By DELE SOBOWALE
The economist like anyone else must concern himself with the ultimate aims of man —Alfred Marshall, 1842-1924, Vanguard Book of Quotations, p45.
ALFRED Marshall, better known as the father of classical economics virtually laid down this law for every professional economics. However, since not every economist will eventually rise to a position where his policies, actions and utterances will affect millions of his fellow men, the injunction assumes paramount importance for those who will be fortunate to be selected or appointed to conduct the economic affairs of nations.
Fortunate is the economist who is placed in a position to experiment with his own ideas, because every economist has at least one, about how a society or nations can be better organized for optimum economic performance. Unfortunate is the nation whose economic helmsman leads the people astray either by doing too much or too little in the pursuit of policy objectives or who strays from prudential limits to his power.
Economics, like law or medicine, obeys the law of Nemesis, which is not the “goddess” of vengeance as generally assumed, but one of moderation. The minute the pendulum swings too far in one direction, the dire consequences start to follow.
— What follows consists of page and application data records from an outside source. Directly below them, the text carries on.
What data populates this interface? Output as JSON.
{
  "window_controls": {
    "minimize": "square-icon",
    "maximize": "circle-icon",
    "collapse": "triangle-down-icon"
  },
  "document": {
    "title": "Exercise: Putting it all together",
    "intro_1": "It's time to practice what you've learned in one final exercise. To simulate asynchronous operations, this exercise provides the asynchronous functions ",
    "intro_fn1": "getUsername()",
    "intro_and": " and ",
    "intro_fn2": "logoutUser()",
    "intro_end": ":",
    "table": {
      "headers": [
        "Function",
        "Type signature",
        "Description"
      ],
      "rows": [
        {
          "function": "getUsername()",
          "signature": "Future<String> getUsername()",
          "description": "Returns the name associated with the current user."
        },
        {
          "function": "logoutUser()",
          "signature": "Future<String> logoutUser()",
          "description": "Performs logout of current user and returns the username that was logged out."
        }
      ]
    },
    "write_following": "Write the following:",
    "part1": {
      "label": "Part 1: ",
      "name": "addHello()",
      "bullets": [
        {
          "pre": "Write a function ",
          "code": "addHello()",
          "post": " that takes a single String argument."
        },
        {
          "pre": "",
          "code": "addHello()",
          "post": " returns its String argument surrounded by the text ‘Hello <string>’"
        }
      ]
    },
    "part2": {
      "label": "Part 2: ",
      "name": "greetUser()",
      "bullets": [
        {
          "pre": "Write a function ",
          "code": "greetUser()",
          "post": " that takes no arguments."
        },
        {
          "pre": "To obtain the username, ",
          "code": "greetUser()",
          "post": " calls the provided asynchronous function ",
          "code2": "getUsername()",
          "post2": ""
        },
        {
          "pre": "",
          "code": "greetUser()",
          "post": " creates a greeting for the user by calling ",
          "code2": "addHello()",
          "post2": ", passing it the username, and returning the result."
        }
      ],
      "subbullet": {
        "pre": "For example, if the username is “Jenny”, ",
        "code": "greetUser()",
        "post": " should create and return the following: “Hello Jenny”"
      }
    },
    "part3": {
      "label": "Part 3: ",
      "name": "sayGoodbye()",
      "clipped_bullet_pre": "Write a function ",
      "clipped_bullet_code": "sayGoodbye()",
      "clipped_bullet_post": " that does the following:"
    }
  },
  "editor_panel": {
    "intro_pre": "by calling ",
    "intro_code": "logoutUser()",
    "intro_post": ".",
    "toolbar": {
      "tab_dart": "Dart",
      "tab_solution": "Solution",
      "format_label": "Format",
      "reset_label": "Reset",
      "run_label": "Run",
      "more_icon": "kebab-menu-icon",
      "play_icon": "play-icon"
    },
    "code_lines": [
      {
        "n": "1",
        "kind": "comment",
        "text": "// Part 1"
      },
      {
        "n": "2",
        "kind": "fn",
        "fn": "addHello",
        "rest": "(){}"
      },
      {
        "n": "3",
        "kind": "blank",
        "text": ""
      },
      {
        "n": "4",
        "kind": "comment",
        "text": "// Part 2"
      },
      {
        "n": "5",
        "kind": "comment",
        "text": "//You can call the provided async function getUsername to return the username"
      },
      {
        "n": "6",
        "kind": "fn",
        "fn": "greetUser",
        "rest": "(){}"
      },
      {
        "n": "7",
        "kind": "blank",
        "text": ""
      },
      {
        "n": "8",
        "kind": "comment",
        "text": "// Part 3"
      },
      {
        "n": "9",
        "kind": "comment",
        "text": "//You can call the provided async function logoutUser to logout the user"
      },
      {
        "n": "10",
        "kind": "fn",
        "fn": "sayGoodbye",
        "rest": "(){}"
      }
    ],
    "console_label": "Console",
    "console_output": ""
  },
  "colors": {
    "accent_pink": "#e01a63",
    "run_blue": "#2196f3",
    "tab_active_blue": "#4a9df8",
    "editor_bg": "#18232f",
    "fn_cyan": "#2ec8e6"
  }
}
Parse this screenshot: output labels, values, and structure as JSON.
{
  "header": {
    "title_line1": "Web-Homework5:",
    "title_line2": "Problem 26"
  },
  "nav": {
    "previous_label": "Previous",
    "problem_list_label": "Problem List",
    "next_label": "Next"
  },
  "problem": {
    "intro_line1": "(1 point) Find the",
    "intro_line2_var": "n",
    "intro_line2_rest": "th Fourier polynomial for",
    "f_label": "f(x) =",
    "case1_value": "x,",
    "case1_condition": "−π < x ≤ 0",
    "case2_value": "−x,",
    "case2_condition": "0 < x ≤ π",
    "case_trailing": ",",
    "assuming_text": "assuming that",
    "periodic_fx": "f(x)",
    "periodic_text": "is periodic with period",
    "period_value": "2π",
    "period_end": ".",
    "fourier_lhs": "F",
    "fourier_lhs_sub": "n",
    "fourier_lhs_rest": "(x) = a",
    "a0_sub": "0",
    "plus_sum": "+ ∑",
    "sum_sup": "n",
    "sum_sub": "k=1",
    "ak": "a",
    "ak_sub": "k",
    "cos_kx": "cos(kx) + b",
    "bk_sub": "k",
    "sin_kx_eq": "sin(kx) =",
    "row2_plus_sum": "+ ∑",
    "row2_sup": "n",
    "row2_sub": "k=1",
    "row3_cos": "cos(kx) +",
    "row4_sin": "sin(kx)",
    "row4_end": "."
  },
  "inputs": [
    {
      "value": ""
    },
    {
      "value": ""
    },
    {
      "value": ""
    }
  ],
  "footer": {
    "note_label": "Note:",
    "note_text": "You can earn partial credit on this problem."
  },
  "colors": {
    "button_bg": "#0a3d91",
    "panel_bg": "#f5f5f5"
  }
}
That includes national economic policy management. Once the emphasis is on too much monetary intervention and inadequate fiscal policy input, all of a sudden, the baseline objectives become impossible to achieve.
That, in a way, explains the reason why the budgetary objectives set out by the Federal Government in the last twelve years have never been achieved. Except for the brief period when Dr. Iweala-Okonjo was the Minister of Finance and could match the Governor of Central Bank in stature and prestige, we have had ministers who were overshadowed by the CBN governors. Fiscal policy had been subordinated to monetary policy to the nation’s detriment. It was Professor Soludo versus “nobodies” and now Sanusi against “midgets” in the Ministry of Finance. The ministers need help!
Let me quickly offer two global comparisons to illustrate the point – the United States and the United Kingdom. Turn on the CNN, BBC News or any other global network these days and you will find leaders of the two countries fully engaged in fierce debates with opposition political leaders about the regime of taxes, tariffs, entitlements, etc., designed to either avert economic catastrophe or move their nations forward. David Cameron, the Prime Minister, and Chancellor of the Exchequer, lead the battle in Britain.
In America, it is President Obama and the Treasury Secretary who are in the forefront of the economic “war” for that country. The bosses of the Bank of England and the Federal Reserve Bank take a back seat. Their turns at bat will come later, and that is the way it should be because the ultimate aims of “man” in any nation, democratic or despotic, lie in the hands of the elected governments or dictators – for good or ill. The central banker, although occupying a position which carries enormous responsibilities and should also be concerned with the fate of his fellow men, actually plays, or should play, the second fiddle in the orchestra of policy makers and leaders.
Let me now return to where this series left off last week – the CBN governor’s pronouncement on the percentage of budget spent by members of the National Assembly, NASS, on themselves. The statement made him an instant hero in Nigeria and among Nigerians in the diaspora. Members of the NASS, at any rate, had become “Public Enemy No 1”. So any attack on them, justified or not, was bound to be well received by the public. And so it was. Last week’s column ended by referring to what followed as the beginning of demagoguery defined as “hanging the accused first and searching for the evidence afterwards”. Let us for now leave the substance of the pronouncement; to which we shall soon return. The questions for all of us to ponder are these: Was Malam Sanusi speaking as “citizen Sanusi” or as Governor of the CBN?
Like any Nigerian, he has the inalienable right to comment on anything about our country – as long as he makes it clear that he speaks in a private capacity when doing so. As Governor of the CBN, however, his roles are proscribed by statute and he is well advised to confine his comments to those roles. It is hard to imagine how consideration of the disbursement of funds by the NASS, however, distasteful to us, falls within the realm of monetary policy.
So in effect, the CBN governor had gone out of his way to start an unnecessary quarrel with the NASS just to play to the gallery. That majority of Nigerians, non-economists, agreed with him, notwithstanding, he had exceeded his brief and had taken up a role which properly belongs to the Auditor General, the Attorney General, the EFCC Chairman, the Inspector General of Police and the President.